Today, three Covid-19 vaccines have tested as highly effective (90%+ efficacy) and are advancing in the process for emergency use. This is especially welcome news in Ohio, which has skyrocketing cases and our strategic response has been to turn the entire state into the small town of Bomont with strict curfews and bans on social gatherings.
Polls, for what they are worth, have indicated that only 60%-70% of Americans are somewhat or very likely to get a Covid-19 vaccine. A recently released STAT-Harris poll indicates that about 66% of adults would voluntarily receive a vaccine.
Q: Can Employers Require a Covid-19 Vaccine?
A: Yes (Qualified)
Private employers can require employees to receive a Covid-19 vaccine in combination with some legal and policy considerations. Before discussing those considerations, note that the EEOC has not weighed in on a Covid-19 vaccine requirement and make sure to check back for updates. However, the EEOC has already determined that the Covid-19 pandemic meets the ADA’s "direct threat” standard of posing a “significant risk of substantial harm” to those in the workplace, so its vaccination guidance is likely to be inclusive. It has previously asked employers to “encourage” rather than “require” vaccinations, but that was before Covid-19. State laws may also weigh in on mandatory vaccinations for private employers. Healthcare and public employers are subject to federal and state regulations.
The two (2) key evaluations for all employers are Religious Exceptions and Disability Accommodations which may exempt employees from mandatory vaccinations. Employers may need to accommodate the sincerely held religious beliefs of employees if vaccination legitimately offends those religious beliefs. Employers may also need to provide a reasonable accommodation for qualified disabilities where the vaccination could impact underlying medical conditions. Additionally, pregnant employees may request exemption from vaccination under certain circumstances.
From a policy perspective, employers will need to give advance notice to employees of the vaccination policy. The policy should address the purpose, the exceptions, the costs, and the alternatives. Employers should decide whether the policy applies to all employees, or only those who have close interaction, travel, provide key services, cannot remote work, and/or any other factors. Finally, the employer should also make an educated decision of when to implement the policy based upon the safety, efficacy, and availability of the vaccines. Employees who have a negative reaction to a mandatory vaccination may have a workers’ compensation claim.
Q: What About Anti-Vaccination Employees?
A: Likely Yes
The anti-vax movement is small but zealous, and it is growing. However, it is rarely based on religious beliefs. If an employee objects to vaccination on medical or ethical beliefs, it will not automatically excuse a mandatory vaccine. The employee must have a qualifying disability or religious belief. Remember to check for any state opt-out laws.
Q: What Should Employers Do Now?
A: Begin Planning
While all employers and all workforces are different, some universal steps employers can follow are:
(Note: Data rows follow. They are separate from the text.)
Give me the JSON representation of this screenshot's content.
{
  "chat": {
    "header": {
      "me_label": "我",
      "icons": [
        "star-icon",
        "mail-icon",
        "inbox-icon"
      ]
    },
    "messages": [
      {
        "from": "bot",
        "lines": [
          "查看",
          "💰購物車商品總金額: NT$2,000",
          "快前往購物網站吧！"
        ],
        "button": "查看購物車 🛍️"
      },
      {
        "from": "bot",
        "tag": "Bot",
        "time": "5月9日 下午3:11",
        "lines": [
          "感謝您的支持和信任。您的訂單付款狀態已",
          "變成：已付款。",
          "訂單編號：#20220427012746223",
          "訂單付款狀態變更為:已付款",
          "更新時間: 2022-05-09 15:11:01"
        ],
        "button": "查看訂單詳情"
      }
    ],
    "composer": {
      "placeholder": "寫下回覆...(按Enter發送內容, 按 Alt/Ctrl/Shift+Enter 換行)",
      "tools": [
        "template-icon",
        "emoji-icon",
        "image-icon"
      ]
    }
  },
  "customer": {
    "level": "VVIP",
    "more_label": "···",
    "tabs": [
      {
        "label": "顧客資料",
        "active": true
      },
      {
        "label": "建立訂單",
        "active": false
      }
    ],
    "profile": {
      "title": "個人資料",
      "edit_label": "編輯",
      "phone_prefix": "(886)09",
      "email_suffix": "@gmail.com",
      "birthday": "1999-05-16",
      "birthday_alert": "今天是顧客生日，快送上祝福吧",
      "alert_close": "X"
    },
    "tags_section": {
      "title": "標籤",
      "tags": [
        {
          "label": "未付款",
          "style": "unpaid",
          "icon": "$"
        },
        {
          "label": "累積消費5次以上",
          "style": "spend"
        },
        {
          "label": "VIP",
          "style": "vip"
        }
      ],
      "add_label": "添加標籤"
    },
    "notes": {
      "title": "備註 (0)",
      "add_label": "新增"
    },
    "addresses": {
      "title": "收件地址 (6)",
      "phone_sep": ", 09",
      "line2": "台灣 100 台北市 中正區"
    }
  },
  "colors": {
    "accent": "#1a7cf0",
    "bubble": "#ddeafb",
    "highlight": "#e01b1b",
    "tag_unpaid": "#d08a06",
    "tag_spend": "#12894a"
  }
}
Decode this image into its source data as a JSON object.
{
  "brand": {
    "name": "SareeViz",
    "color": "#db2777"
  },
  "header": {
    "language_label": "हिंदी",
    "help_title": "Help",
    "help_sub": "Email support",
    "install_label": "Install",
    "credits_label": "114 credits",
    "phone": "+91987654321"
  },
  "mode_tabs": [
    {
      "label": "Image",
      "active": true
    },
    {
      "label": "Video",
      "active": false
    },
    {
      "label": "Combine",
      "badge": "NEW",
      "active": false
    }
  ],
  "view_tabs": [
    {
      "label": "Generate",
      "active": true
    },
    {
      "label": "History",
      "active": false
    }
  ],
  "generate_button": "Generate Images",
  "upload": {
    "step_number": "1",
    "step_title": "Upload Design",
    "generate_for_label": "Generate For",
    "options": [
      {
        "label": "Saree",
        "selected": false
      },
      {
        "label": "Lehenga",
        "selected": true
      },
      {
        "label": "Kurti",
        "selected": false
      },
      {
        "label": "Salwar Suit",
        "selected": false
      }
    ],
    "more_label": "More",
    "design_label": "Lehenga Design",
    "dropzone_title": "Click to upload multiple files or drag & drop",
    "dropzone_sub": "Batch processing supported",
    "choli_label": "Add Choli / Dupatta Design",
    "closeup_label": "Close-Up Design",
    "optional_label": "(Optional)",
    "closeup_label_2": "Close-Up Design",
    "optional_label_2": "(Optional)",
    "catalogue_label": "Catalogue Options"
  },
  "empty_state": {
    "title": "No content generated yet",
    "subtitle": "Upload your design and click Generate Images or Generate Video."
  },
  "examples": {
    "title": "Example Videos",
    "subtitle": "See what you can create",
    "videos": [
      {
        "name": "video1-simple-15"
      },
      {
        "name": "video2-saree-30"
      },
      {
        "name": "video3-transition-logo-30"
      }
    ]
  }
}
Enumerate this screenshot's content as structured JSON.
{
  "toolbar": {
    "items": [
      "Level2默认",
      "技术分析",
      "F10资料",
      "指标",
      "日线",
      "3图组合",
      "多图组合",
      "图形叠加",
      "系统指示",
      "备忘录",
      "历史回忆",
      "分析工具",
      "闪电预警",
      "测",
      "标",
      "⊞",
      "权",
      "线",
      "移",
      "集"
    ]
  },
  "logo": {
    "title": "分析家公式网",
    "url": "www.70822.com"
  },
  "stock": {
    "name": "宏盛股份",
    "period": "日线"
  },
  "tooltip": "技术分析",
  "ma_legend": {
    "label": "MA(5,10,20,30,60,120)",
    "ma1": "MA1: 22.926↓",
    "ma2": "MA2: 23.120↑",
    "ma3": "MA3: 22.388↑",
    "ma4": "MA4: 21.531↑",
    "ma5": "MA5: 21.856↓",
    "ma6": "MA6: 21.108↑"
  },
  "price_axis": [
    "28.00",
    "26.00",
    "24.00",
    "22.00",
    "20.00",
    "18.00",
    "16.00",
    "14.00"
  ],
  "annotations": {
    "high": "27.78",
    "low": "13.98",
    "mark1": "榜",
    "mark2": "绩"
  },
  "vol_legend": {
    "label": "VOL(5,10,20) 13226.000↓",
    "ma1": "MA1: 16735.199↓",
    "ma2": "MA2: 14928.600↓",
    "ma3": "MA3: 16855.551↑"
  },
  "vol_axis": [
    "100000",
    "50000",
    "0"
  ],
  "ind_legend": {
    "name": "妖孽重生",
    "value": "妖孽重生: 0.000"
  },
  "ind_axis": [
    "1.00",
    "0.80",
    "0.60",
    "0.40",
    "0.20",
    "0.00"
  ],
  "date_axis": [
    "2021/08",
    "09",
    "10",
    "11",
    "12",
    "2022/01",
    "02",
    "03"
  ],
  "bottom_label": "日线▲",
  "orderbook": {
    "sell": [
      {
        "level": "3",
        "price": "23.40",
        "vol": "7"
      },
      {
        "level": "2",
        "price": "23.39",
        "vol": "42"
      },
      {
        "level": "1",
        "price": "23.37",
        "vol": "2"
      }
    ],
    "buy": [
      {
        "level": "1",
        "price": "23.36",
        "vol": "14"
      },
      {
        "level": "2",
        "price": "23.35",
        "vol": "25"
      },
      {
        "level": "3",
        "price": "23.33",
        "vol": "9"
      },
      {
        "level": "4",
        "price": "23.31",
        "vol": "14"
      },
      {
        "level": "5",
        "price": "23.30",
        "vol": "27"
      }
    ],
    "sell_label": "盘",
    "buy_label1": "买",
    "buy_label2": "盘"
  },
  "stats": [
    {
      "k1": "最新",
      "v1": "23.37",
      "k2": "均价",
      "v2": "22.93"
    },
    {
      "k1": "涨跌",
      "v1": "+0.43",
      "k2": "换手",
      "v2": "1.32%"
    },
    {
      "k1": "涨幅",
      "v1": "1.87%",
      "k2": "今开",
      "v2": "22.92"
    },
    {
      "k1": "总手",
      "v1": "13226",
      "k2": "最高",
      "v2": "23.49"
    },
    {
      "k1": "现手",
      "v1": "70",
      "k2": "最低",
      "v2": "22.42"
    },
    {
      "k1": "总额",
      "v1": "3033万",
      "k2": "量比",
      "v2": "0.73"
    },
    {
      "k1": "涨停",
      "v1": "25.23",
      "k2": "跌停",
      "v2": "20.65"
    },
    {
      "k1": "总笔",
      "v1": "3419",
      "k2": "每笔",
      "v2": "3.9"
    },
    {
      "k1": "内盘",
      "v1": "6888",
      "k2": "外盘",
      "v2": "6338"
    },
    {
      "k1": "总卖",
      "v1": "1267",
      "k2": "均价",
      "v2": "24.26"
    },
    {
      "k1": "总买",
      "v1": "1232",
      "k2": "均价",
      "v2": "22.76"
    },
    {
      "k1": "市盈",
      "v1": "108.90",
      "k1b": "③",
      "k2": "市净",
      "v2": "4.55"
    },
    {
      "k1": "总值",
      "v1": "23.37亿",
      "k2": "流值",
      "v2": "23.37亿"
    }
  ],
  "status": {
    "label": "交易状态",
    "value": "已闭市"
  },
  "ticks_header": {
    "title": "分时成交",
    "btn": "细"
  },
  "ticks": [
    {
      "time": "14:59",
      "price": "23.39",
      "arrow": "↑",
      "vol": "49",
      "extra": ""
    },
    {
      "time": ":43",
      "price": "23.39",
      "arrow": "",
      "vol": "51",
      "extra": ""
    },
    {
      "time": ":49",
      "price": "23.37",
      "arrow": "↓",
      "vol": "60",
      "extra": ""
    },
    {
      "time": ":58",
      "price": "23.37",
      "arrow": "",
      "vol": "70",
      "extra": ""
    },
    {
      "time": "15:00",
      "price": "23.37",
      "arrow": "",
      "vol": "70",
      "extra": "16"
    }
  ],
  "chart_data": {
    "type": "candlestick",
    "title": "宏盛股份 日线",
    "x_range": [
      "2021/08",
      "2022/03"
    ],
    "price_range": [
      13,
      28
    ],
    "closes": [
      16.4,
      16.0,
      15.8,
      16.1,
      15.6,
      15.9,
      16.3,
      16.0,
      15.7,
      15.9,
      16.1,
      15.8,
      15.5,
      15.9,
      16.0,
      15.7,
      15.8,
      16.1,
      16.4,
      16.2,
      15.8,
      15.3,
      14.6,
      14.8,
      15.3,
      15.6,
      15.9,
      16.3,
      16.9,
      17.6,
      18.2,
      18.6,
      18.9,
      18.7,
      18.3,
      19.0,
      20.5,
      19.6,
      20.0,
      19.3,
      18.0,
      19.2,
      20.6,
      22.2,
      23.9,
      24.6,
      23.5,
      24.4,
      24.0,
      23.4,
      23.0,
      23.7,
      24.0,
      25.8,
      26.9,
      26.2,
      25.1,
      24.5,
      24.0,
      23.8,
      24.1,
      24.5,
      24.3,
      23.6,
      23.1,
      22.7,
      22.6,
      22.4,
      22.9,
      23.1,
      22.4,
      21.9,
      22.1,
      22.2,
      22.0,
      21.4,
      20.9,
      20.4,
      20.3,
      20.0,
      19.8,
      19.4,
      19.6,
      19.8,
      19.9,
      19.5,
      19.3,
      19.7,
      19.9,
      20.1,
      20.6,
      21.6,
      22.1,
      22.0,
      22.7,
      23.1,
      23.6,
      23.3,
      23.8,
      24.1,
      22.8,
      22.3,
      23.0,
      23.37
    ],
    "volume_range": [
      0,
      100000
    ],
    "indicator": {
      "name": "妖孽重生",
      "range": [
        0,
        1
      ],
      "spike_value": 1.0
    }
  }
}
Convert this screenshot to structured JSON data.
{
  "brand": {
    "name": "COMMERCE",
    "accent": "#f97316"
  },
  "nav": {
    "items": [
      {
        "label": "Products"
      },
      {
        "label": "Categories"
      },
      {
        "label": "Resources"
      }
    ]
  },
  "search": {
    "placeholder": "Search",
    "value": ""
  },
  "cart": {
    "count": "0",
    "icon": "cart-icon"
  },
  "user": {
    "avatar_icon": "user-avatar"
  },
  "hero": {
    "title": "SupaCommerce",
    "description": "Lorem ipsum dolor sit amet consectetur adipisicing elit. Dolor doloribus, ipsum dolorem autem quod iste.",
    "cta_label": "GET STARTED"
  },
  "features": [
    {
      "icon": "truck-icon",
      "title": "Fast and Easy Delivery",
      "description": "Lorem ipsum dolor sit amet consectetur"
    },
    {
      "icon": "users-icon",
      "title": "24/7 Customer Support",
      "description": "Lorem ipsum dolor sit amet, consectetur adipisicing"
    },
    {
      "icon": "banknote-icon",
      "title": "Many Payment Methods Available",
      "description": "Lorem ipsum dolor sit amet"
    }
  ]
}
- The early adoption and notification of a vaccination policy. This can be done unilaterally or with input from the workforce, including:
- An anonymous employee survey asking employees whether they (1) will receive a vaccination, (2) are likely to receive a vaccination, or (3) will not receive a vaccination can assist with planning.
- Asking employees to raise any immediate private concerns about mandatory vaccination.
- Consider encouraging vaccination by rewarding employees, paying for any costs, and/or permitting employees to take paid time for the vaccination if scheduled by the employer.
- Consider remote work, workplace isolation by shifts or areas, and/or physical solutions (masks, barriers, air purifiers, etc.) for objections to vaccination.
- Consider leaves of absence or termination of employees as a final resort.
As the vaccine process continues, the laws, rules, and guidance on vaccination policies will also continue to develop. Please call or email Jeff Miller at 216.658.2323 or firstname.lastname@example.org with any questions or planning advice or any member of BMD’s Labor + Employment Team.
 Since you’re checking this footnote, I’m guessing you’re under 40. I’m not going to tell you where you can find the small town of Bomont. I used to think of myself as a Ren MacCormack, even though I was always really a Willard Hewitt. Both are heroes. Do yourself a favor and find them on your own.